• **Aim of the task**: Write out the records that follow with every word intact.

• **Source information**:
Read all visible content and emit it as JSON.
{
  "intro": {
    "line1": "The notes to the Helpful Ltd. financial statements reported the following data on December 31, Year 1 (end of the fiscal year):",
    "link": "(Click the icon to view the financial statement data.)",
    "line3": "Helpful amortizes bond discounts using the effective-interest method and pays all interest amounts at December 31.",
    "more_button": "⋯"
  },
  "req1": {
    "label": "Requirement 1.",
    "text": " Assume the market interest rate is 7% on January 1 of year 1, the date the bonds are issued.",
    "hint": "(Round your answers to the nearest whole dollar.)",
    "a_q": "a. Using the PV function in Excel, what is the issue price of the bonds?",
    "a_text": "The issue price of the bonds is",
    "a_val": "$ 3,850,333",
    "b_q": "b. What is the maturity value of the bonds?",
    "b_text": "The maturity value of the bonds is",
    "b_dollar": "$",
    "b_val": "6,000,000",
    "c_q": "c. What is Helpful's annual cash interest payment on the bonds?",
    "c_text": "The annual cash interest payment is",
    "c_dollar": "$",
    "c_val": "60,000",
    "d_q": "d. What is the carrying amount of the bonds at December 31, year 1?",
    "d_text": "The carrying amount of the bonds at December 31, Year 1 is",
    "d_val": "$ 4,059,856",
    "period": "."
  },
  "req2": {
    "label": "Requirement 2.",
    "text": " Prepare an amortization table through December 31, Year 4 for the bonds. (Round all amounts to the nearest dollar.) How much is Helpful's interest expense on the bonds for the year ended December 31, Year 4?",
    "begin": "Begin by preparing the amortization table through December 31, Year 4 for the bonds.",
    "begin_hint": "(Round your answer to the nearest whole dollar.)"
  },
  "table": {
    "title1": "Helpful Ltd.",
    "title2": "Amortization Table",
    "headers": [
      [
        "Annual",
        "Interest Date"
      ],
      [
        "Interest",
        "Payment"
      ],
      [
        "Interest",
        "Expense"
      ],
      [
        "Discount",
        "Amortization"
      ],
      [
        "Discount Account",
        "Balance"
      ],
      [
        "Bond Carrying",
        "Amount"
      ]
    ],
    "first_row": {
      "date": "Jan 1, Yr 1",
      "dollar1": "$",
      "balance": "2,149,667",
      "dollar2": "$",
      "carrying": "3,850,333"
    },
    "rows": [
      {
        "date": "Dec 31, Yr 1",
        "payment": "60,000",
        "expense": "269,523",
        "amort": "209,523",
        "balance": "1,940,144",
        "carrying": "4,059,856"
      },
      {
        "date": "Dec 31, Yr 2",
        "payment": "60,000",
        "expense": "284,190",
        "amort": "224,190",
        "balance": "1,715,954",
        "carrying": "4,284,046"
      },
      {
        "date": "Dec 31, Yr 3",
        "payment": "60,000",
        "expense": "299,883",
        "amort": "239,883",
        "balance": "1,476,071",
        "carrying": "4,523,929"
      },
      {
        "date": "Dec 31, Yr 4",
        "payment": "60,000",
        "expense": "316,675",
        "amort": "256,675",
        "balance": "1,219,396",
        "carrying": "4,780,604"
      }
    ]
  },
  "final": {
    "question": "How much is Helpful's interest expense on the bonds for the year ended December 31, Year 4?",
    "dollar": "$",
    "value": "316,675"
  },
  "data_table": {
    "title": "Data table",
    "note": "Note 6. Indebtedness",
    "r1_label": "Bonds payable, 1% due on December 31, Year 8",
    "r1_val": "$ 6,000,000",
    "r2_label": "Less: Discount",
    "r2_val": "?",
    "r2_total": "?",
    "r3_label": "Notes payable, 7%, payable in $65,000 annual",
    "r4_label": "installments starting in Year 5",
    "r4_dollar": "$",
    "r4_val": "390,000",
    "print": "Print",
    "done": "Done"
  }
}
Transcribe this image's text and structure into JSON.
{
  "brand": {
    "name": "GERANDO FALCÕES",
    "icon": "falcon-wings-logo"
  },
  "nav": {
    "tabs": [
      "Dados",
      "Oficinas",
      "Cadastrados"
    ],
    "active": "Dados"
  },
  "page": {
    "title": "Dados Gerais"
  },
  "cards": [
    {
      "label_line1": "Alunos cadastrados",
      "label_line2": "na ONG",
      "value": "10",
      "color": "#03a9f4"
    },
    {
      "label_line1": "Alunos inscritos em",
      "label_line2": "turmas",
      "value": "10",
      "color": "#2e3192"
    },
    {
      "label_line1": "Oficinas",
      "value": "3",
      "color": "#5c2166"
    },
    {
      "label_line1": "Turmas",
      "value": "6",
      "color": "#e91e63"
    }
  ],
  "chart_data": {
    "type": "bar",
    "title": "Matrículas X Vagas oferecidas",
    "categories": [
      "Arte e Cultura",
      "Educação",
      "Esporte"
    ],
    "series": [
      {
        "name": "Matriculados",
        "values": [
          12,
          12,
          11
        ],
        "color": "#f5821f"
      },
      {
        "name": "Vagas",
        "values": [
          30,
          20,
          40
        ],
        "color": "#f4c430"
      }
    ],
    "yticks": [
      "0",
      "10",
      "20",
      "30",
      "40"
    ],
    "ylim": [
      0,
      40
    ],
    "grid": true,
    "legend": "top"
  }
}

• **Solution for this task**:
Read all visible content and emit it as JSON.
{
  "intro": {
    "line1": "The notes to the Helpful Ltd. financial statements reported the following data on December 31, Year 1 (end of the fiscal year):",
    "link": "(Click the icon to view the financial statement data.)",
    "line3": "Helpful amortizes bond discounts using the effective-interest method and pays all interest amounts at December 31.",
    "more_button": "⋯"
  },
  "req1": {
    "label": "Requirement 1.",
    "text": " Assume the market interest rate is 7% on January 1 of year 1, the date the bonds are issued.",
    "hint": "(Round your answers to the nearest whole dollar.)",
    "a_q": "a. Using the PV function in Excel, what is the issue price of the bonds?",
    "a_text": "The issue price of the bonds is",
    "a_val": "$ 3,850,333",
    "b_q": "b. What is the maturity value of the bonds?",
    "b_text": "The maturity value of the bonds is",
    "b_dollar": "$",
    "b_val": "6,000,000",
    "c_q": "c. What is Helpful's annual cash interest payment on the bonds?",
    "c_text": "The annual cash interest payment is",
    "c_dollar": "$",
    "c_val": "60,000",
    "d_q": "d. What is the carrying amount of the bonds at December 31, year 1?",
    "d_text": "The carrying amount of the bonds at December 31, Year 1 is",
    "d_val": "$ 4,059,856",
    "period": "."
  },
  "req2": {
    "label": "Requirement 2.",
    "text": " Prepare an amortization table through December 31, Year 4 for the bonds. (Round all amounts to the nearest dollar.) How much is Helpful's interest expense on the bonds for the year ended December 31, Year 4?",
    "begin": "Begin by preparing the amortization table through December 31, Year 4 for the bonds.",
    "begin_hint": "(Round your answer to the nearest whole dollar.)"
  },
  "table": {
    "title1": "Helpful Ltd.",
    "title2": "Amortization Table",
    "headers": [
      [
        "Annual",
        "Interest Date"
      ],
      [
        "Interest",
        "Payment"
      ],
      [
        "Interest",
        "Expense"
      ],
      [
        "Discount",
        "Amortization"
      ],
      [
        "Discount Account",
        "Balance"
      ],
      [
        "Bond Carrying",
        "Amount"
      ]
    ],
    "first_row": {
      "date": "Jan 1, Yr 1",
      "dollar1": "$",
      "balance": "2,149,667",
      "dollar2": "$",
      "carrying": "3,850,333"
    },
    "rows": [
      {
        "date": "Dec 31, Yr 1",
        "payment": "60,000",
        "expense": "269,523",
        "amort": "209,523",
        "balance": "1,940,144",
        "carrying": "4,059,856"
      },
      {
        "date": "Dec 31, Yr 2",
        "payment": "60,000",
        "expense": "284,190",
        "amort": "224,190",
        "balance": "1,715,954",
        "carrying": "4,284,046"
      },
      {
        "date": "Dec 31, Yr 3",
        "payment": "60,000",
        "expense": "299,883",
        "amort": "239,883",
        "balance": "1,476,071",
        "carrying": "4,523,929"
      },
      {
        "date": "Dec 31, Yr 4",
        "payment": "60,000",
        "expense": "316,675",
        "amort": "256,675",
        "balance": "1,219,396",
        "carrying": "4,780,604"
      }
    ]
  },
  "final": {
    "question": "How much is Helpful's interest expense on the bonds for the year ended December 31, Year 4?",
    "dollar": "$",
    "value": "316,675"
  },
  "data_table": {
    "title": "Data table",
    "note": "Note 6. Indebtedness",
    "r1_label": "Bonds payable, 1% due on December 31, Year 8",
    "r1_val": "$ 6,000,000",
    "r2_label": "Less: Discount",
    "r2_val": "?",
    "r2_total": "?",
    "r3_label": "Notes payable, 7%, payable in $65,000 annual",
    "r4_label": "installments starting in Year 5",
    "r4_dollar": "$",
    "r4_val": "390,000",
    "print": "Print",
    "done": "Done"
  }
}
Transcribe this image's text and structure into JSON.
{
  "brand": {
    "name": "GERANDO FALCÕES",
    "icon": "falcon-wings-logo"
  },
  "nav": {
    "tabs": [
      "Dados",
      "Oficinas",
      "Cadastrados"
    ],
    "active": "Dados"
  },
  "page": {
    "title": "Dados Gerais"
  },
  "cards": [
    {
      "label_line1": "Alunos cadastrados",
      "label_line2": "na ONG",
      "value": "10",
      "color": "#03a9f4"
    },
    {
      "label_line1": "Alunos inscritos em",
      "label_line2": "turmas",
      "value": "10",
      "color": "#2e3192"
    },
    {
      "label_line1": "Oficinas",
      "value": "3",
      "color": "#5c2166"
    },
    {
      "label_line1": "Turmas",
      "value": "6",
      "color": "#e91e63"
    }
  ],
  "chart_data": {
    "type": "bar",
    "title": "Matrículas X Vagas oferecidas",
    "categories": [
      "Arte e Cultura",
      "Educação",
      "Esporte"
    ],
    "series": [
      {
        "name": "Matriculados",
        "values": [
          12,
          12,
          11
        ],
        "color": "#f5821f"
      },
      {
        "name": "Vagas",
        "values": [
          30,
          20,
          40
        ],
        "color": "#f4c430"
      }
    ],
    "yticks": [
      "0",
      "10",
      "20",
      "30",
      "40"
    ],
    "ylim": [
      0,
      40
    ],
    "grid": true,
    "legend": "top"
  }
}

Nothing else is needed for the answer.